Wednesday, December 28, 2011

A Minor Appreciation of Helen Frankenthaler

Helen Frankenthaler has died, and though I can't say that I knew she was still alive, or that I was one of her more ardent fans, the news still comes as something of a disappointment. Great art lives on forever, and when you don't think about how it's made, it's always in the back of your mind, waiting to be recalled. But when the artist dies and the obits start to trickle in, it's a grim reminder that great art lives forever, but at some point it stops being born.

Buzzards Bay, 1959
Anyway, the truth of it is that I don't know anything about Frankenthaler as a person. This isn't an obituary. All there is for me is the simple fact of her paintings and prints - the soft washes of color, the curlicuing lines, the interlocking prisms of paint. Like many of her contemporaries, there is an exquisite sense of balance in all of her work. Her choice in color and her arrangement of space produce an equanimity that is alluring; like a great Rothko or Pollock, I could stand in front of one of her paintings all day.
Mountains and Sea, 1952
 I'm sure much will be made of her methods, which largely involved pouring paint directly onto the canvas and manipulating it from there. People will talk about her as the realization of known dogmatist Clement Greenberg's theory of what painting should be - pure abstraction, unmediated by even a paintbrush (their relationship, early in her career, will certainly force that discussion). And yet, unlike her peers and fellow post-painterly abstractionists Morris Louis and Kenneth Noland, there is nothing cold or overly-cogitative about her work.  Everything looks and feels organic, like she's created primitive (futuristic?) topographical maps or erased and rearranged Cezanne landscapes. The way the patches bleed together, the comingling of colors and edgeless forms...Frankenthaler recreates the way we see nature, abstracting it along the way.

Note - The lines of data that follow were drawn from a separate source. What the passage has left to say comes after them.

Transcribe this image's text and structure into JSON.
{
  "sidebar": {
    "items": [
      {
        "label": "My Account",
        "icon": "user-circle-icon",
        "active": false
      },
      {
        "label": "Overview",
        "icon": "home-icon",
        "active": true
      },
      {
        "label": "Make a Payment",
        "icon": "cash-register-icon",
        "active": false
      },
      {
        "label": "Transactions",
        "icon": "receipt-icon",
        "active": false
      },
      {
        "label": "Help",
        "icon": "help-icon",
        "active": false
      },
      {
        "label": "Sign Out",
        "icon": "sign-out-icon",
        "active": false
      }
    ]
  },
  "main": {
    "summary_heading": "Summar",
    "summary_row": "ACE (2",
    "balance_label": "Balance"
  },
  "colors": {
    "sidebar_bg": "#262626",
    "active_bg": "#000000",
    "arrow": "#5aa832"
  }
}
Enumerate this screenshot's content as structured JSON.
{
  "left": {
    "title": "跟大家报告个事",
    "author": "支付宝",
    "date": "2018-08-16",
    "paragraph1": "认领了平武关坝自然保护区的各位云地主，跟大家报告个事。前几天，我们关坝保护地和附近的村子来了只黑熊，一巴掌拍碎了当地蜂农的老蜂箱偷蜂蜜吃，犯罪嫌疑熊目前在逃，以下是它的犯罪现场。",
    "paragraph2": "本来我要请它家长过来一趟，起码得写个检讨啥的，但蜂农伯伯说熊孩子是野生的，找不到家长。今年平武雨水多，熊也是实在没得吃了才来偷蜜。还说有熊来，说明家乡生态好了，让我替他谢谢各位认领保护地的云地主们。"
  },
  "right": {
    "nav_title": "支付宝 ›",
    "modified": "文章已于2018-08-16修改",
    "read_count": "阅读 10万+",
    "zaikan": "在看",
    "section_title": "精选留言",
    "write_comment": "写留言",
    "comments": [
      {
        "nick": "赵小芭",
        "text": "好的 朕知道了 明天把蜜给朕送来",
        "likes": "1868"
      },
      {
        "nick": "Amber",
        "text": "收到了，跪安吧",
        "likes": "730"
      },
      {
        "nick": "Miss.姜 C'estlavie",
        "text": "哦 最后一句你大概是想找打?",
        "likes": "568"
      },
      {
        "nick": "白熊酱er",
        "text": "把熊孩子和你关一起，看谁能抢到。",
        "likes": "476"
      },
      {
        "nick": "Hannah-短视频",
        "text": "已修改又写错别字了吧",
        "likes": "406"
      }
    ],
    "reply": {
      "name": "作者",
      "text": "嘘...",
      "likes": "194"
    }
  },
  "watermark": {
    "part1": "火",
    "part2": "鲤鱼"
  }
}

This is undoubtedly an oversimplified way to look at her art - maybe she was happy to be a part of Greenberg's canon, or wanted make a profound intellectual mark on modern art. That's ok. I'll leave the hardcore analysis of her place in art history (as a woman and otherwise), and the dissection of her technique to the professional critics. She made some beautiful paintings - what more can you ask for?
Book of Clouds, 2007

1 comment:

  1. I am surprised they did not yell at you for taking these photos! Love buzzards bay...